Ms. Spilka, meanwhile, suggested that the county consider the Pilgrim Psychiatric Center in Brentwood, which is run by the state and slated for redevelopment, as a possible location for the trailer. State Senator Kenneth LaValle and State Assemblyman Fred Thiele Jr.—both of whom were invited guests at the forum—said they would look for state-owned properties that could possible accommodate the units.
Some audience members and State Assemblyman Marc Alessi, whose district includes Riverhead Town, offered their own ideas about where to send the homeless sex offenders. Mr. Alessi said the county should house them on a boat, a suggestion that elicited laughs and cheers from audience members.
“Send them to Plum Island!” shouted one audience member. “Send them to Great Gull Island!” yelled another person, referring to a small island near Plum Island.
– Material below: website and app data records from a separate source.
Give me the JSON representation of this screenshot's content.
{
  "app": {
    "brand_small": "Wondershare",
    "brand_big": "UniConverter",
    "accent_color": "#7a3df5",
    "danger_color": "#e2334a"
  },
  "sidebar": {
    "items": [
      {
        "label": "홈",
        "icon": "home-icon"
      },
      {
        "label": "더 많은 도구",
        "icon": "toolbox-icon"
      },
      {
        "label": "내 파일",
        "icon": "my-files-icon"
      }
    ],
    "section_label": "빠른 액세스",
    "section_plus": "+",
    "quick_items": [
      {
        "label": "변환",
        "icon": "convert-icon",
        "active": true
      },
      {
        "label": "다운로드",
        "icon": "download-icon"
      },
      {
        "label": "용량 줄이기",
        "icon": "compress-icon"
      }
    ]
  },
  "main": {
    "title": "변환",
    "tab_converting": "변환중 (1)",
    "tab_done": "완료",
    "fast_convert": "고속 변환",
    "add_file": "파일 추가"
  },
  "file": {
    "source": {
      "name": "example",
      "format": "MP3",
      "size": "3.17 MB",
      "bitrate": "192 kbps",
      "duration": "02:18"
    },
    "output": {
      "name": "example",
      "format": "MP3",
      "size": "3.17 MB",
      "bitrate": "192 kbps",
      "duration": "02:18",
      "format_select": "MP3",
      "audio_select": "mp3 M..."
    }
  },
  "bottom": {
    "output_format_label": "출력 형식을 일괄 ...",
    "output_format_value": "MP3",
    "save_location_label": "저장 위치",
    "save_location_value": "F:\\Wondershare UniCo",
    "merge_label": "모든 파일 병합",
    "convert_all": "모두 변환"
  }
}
Suffolk County Deputy Executive Ben Zwirn explained that the Department of Social Services has “become the bad guy,” though it should not be entirely blamed for the current situation. He stressed that the county department is the “last resort agency” in finding shelter for homeless sex offenders.
County officials had previously stated that the jail property in Riverside is the ideal place for the trailer because security guards can easily monitor the facility overnight. The county noted that the trailer occupants are transported, via taxi, back to their hometowns each morning, which discourages them from visiting downtown Riverhead. However, locals have stressed that the Riverhead Free Library and a park are both within walking distance to the trailer.
When an audience member suggested the trailer be moved to the H. Lee Dennison building in Hauppauge, the county’s western headquarters, Mr. Zwirn said that site could not be used because a day care center operates in the building. The placement of a trailer at the site would violate county law, according to Mr. Zwirn.
That explanation did not satisfy many of those attending the forum, some of whom noted that the Riverside trailer is located near downtown Riverhead, the Riverhead Free Library and other locations where children congregate.
“I’m ashamed of this level of government!” yelled out a man from the back of the Riverhead High School auditorium, immediately before he walked out of the meeting.
Other forum attendees, including Suffolk County Legislator Ed Romaine, said the county’s decision to keep both trailers in Southampton Town is simply a “bad policy.”
“The heart of this issue is the failure of government to deal with the issue in an open and frank manner,” Mr. Romaine said. “No one was notified about the trailer. There was no public meeting.”
Additionally, Mr. Romaine said the county’s decision to concentrate all of its homeless sex offenders near the jail has turned Riverhead into a dumping ground for such convicts. “And the effect of their actions speaks louder than their words,” Mr. Romaine said, referring to county officials.
Audience members gave the county legislator a loud ovation following his comments.
Mr. Cardinale argued that the trailer has hurt the greater Riverhead community, noting that many of those seeking shelter can often been seen walking the streets. He noted that Riverhead Town Police arrested a 47-year-old man on October 20 and charged him with indecent exposure. That man, who was not identified, was being housed at the Riverside trailer, according to Mr. Cardinale. “The same sex offender was arrested for lying on the curb at the 7-Eleven,” Mr. Cardinale continued.
Mary Anne Corwin of Flanders told county officials that she will not allow her daughter, a sixth-grader at the Pulaski Street School in Riverhead, to walk to the Riverhead Free Library after classes are over. Ms. Corwin’s daughter also cannot stay home alone—a Level 2 sex offender lives next door to their home, she said. As a result, she has had to hire a baby-sitter to care for her daughter after school.
Mr. LaValle pointed to the nearly 300 people who braved last Thursday night’s bad weather to fill the high school auditorium as evidence that the county needs to change its policy and start rotating the trailers.
“In my years of experience, with the number of citizens who came out on a night like tonight, it’s rare that there will not be a solution of some sort,” Mr. LaValle said.